from 01:15 PM to 02:15 PM
|Where||Classroom, Department of Architecture|
|Add event to calendar||
The financial crisis and the recession that followed brought to an end the long economic boom of 1992 -2008 and has led to much debate as to how best to ‘rebalance’ the British economy both sectorally and spatially. This talk examines the nature and scale of spatial imbalance in the British economy, especially in relation to the recurring debate over the existence and persistence of a ‘North-South’ divide. The discussion is based on research being undertaken as part of an ESRC-funded project on How Regions React to Recession: Resilience, Hysteresis and Long Run Impacts undertaken by Peter with Ben Gardiner Cambridge Econmetrics), Professor Ron Martin (Department of Geography, University of Cambridge) and Peter Sunley (School of Geography and the Environment, University of Southampton).

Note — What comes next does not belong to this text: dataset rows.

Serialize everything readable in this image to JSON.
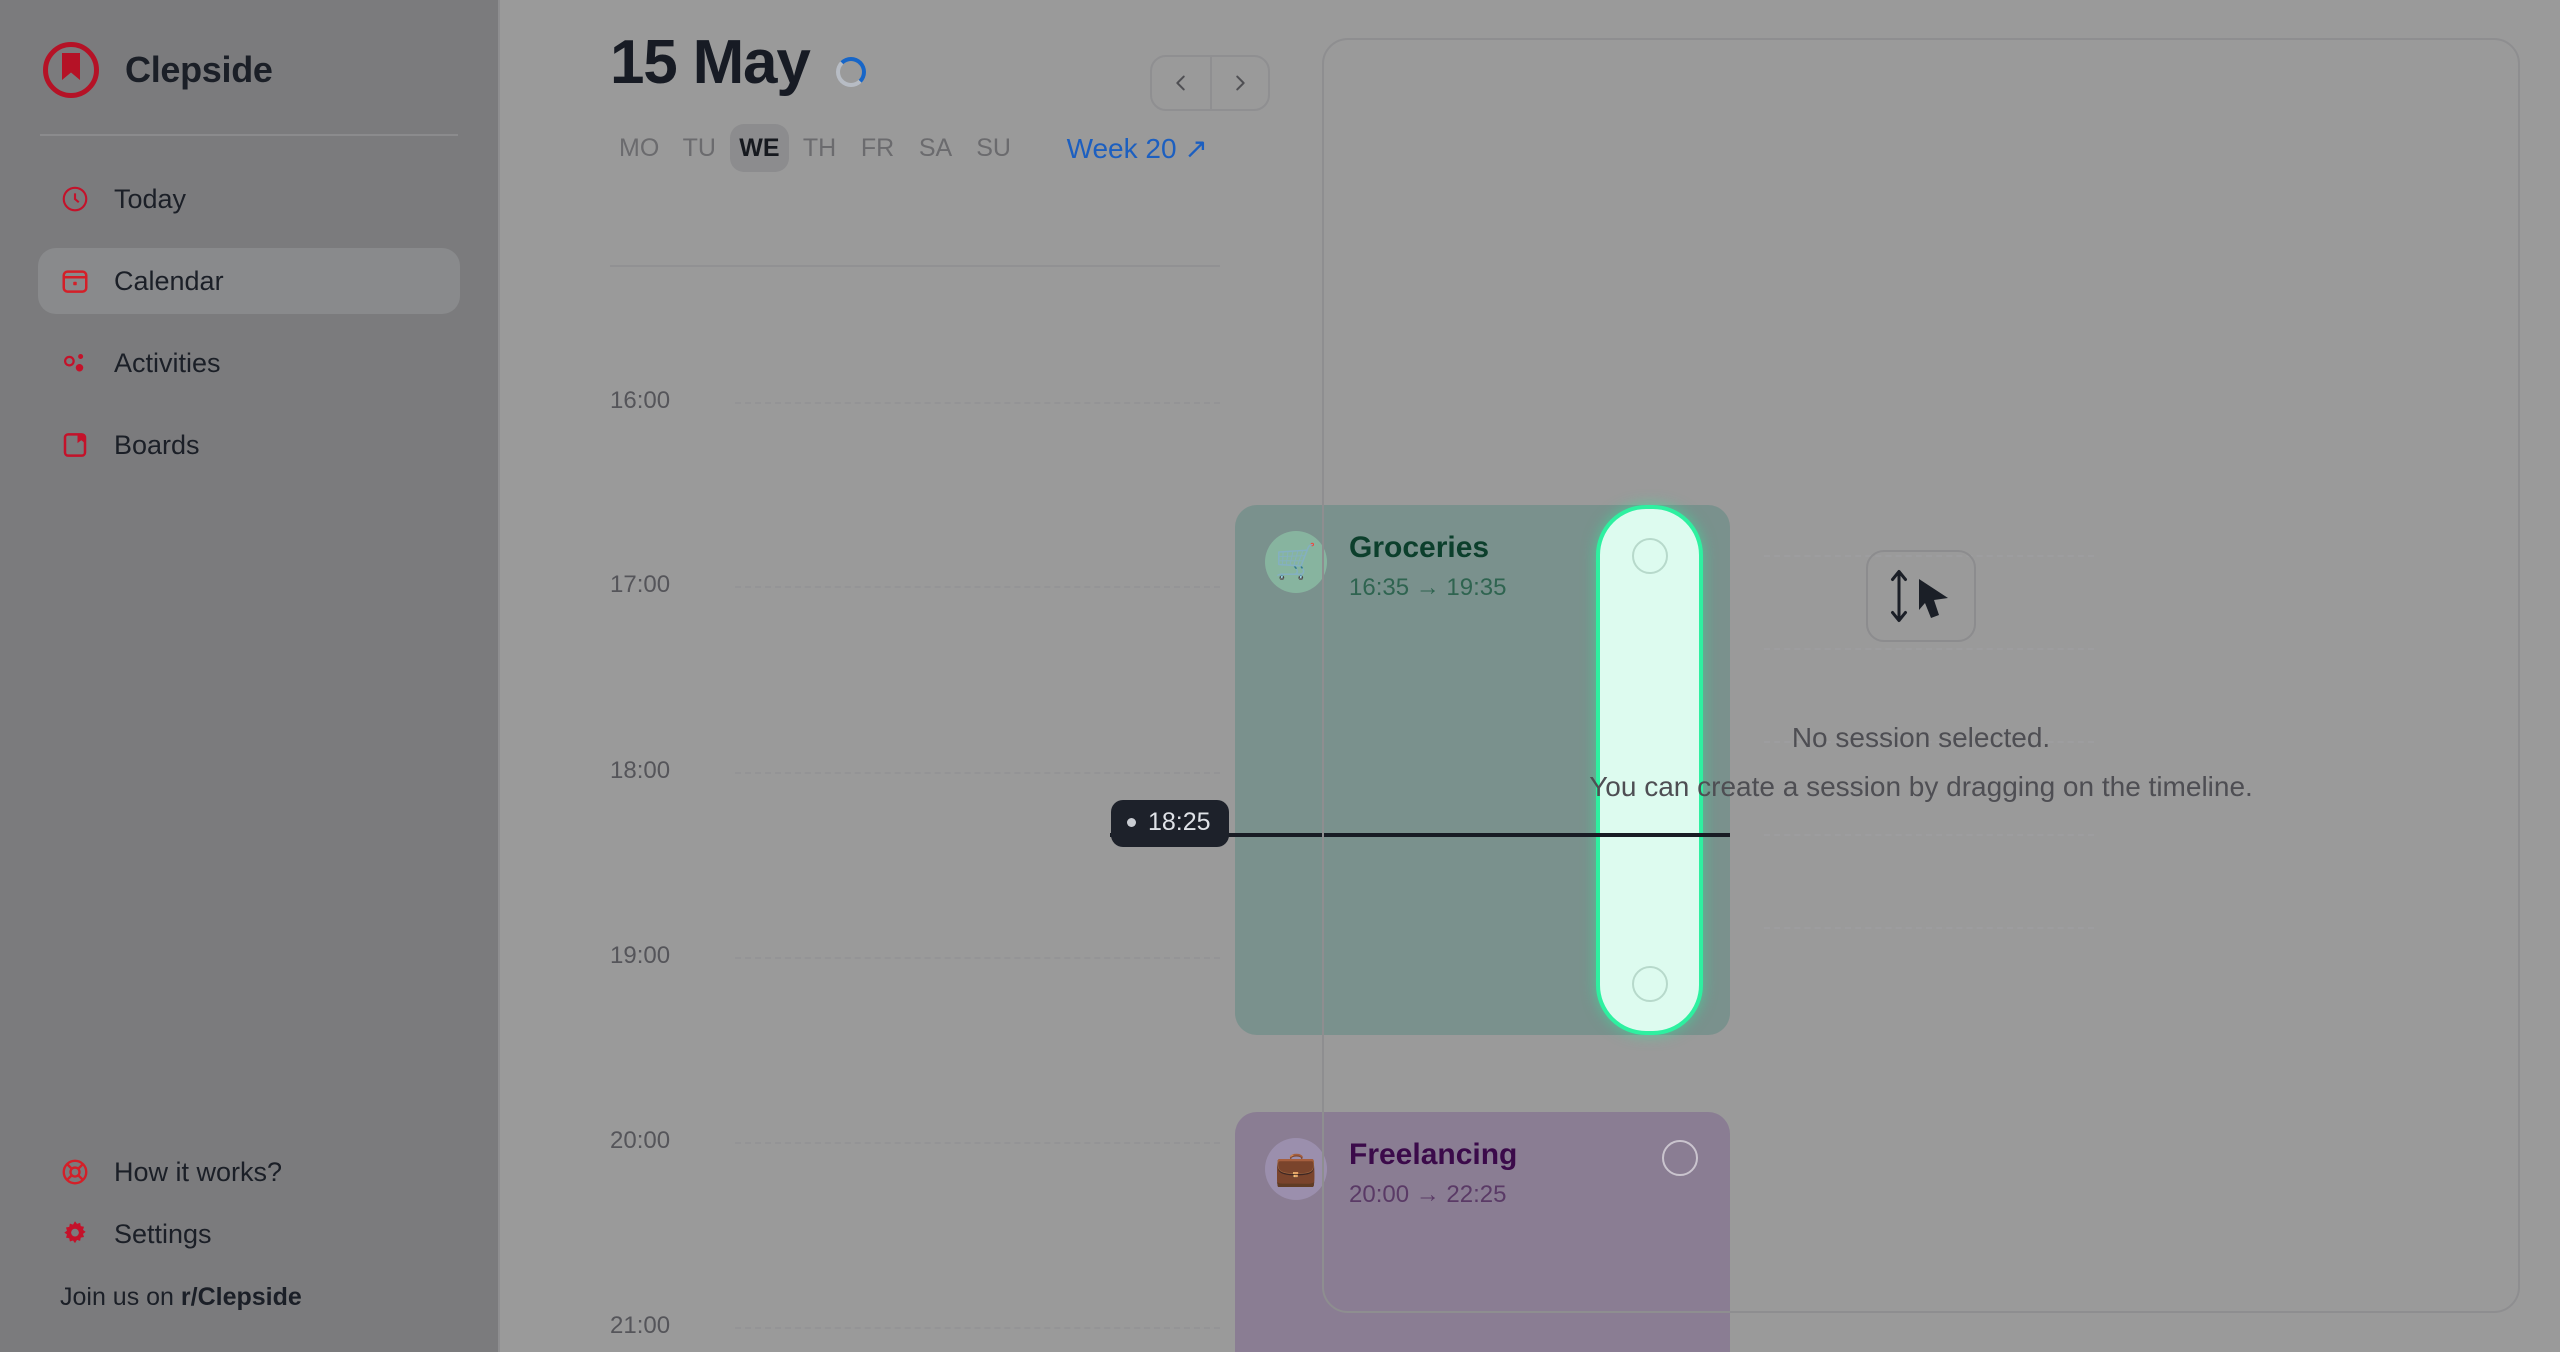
{
  "app": {
    "brand": "Clepside",
    "logo_color": "#b51226"
  },
  "sidebar": {
    "nav": [
      {
        "label": "Today",
        "icon": "clock-icon",
        "active": false
      },
      {
        "label": "Calendar",
        "icon": "calendar-icon",
        "active": true
      },
      {
        "label": "Activities",
        "icon": "activities-icon",
        "active": false
      },
      {
        "label": "Boards",
        "icon": "boards-icon",
        "active": false
      }
    ],
    "footer": [
      {
        "label": "How it works?",
        "icon": "lifebuoy-icon"
      },
      {
        "label": "Settings",
        "icon": "gear-icon"
      }
    ],
    "reddit_prefix": "Join us on ",
    "reddit_handle": "r/Clepside"
  },
  "header": {
    "date_title": "15 May",
    "loading": true,
    "prev_label": "‹",
    "next_label": "›",
    "weekdays": [
      {
        "label": "MO",
        "current": false
      },
      {
        "label": "TU",
        "current": false
      },
      {
        "label": "WE",
        "current": true
      },
      {
        "label": "TH",
        "current": false
      },
      {
        "label": "FR",
        "current": false
      },
      {
        "label": "SA",
        "current": false
      },
      {
        "label": "SU",
        "current": false
      }
    ],
    "week_link": "Week 20 ↗"
  },
  "timeline": {
    "hours": [
      "16:00",
      "17:00",
      "18:00",
      "19:00",
      "20:00",
      "21:00"
    ],
    "now": {
      "time": "18:25",
      "badge_dot": true
    },
    "events": [
      {
        "title": "Groceries",
        "time_range": "16:35 → 19:35",
        "start": "16:35",
        "end": "19:35",
        "emoji": "🛒",
        "bg": "#7a918d",
        "emoji_bg": "#87b49f",
        "title_color": "#0c3f2c",
        "time_color": "#2f6450",
        "selected": true
      },
      {
        "title": "Freelancing",
        "time_range": "20:00 → 22:25",
        "start": "20:00",
        "end": "22:25",
        "emoji": "💼",
        "bg": "#8a7d93",
        "emoji_bg": "#9b8fad",
        "title_color": "#3b0a4a",
        "time_color": "#5a3a66",
        "selected": false
      }
    ],
    "drag_overlay": {
      "fill": "#ddfbef",
      "border": "#2ef0a0"
    }
  },
  "detail": {
    "empty_title": "No session selected.",
    "empty_sub": "You can create a session by dragging on the timeline.",
    "icon": "drag-vertical-cursor-icon"
  }
}
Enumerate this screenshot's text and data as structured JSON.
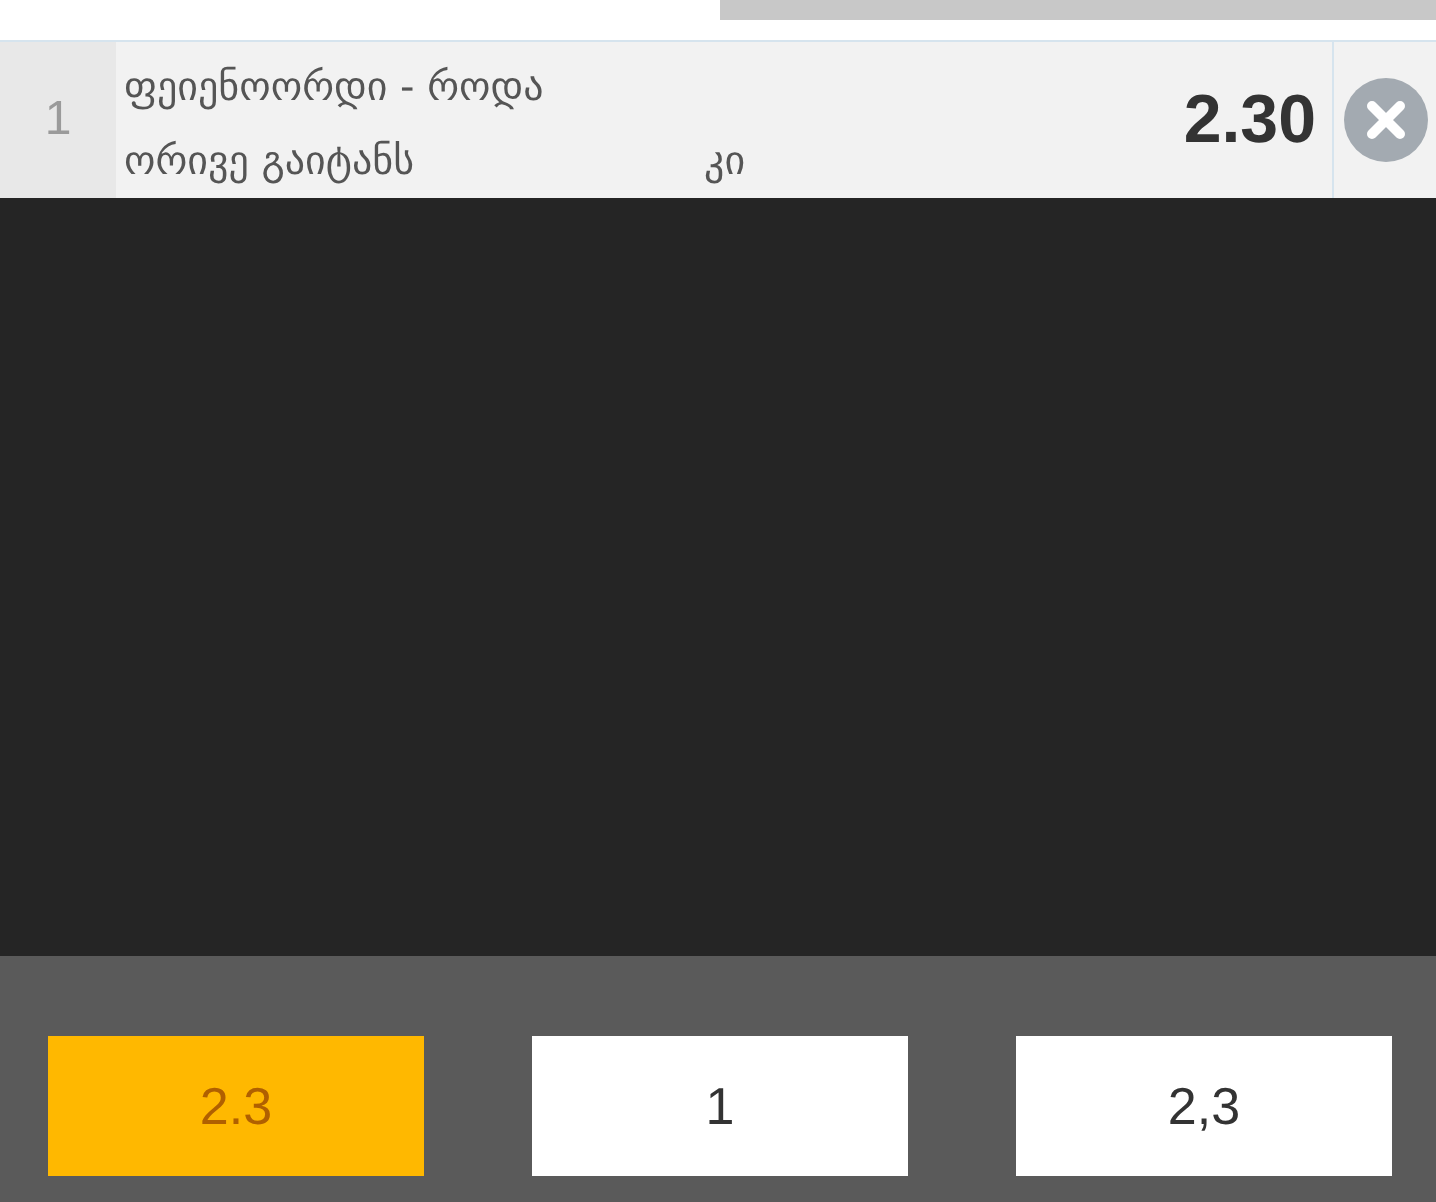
{
  "bet": {
    "number": "1",
    "event": "ფეიენოორდი - როდა",
    "market": "ორივე გაიტანს",
    "outcome": "კი",
    "odds": "2.30"
  },
  "keypad": [
    {
      "label": "2.3",
      "selected": true
    },
    {
      "label": "1",
      "selected": false
    },
    {
      "label": "2,3",
      "selected": false
    }
  ]
}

Peter Tyler is a Professor in urban and regional economics in the Department of Land Economy, University of Cambridge. He has an extensive track record in research for the public and private sector in the field of urban and regional economics with a particular emphasis on the evaluation of policy. He has been a Project Director for over 70 major research projects for Government. Peter is a Master of the Royal Town Planning Institute, a Fellow of the Royal Institute of Chartered Surveyors and an Academician of the Learned Society for Social Sciences. He recently directed a project for DCLG on valuing the benefits of regeneration and economic development. He is currently investigating the long term dynamics of interdependent infrastructure systems as part of a team funded by the EPSRC and he is also undertaking a major research project for the ESRC on Resilient Regions and Cities.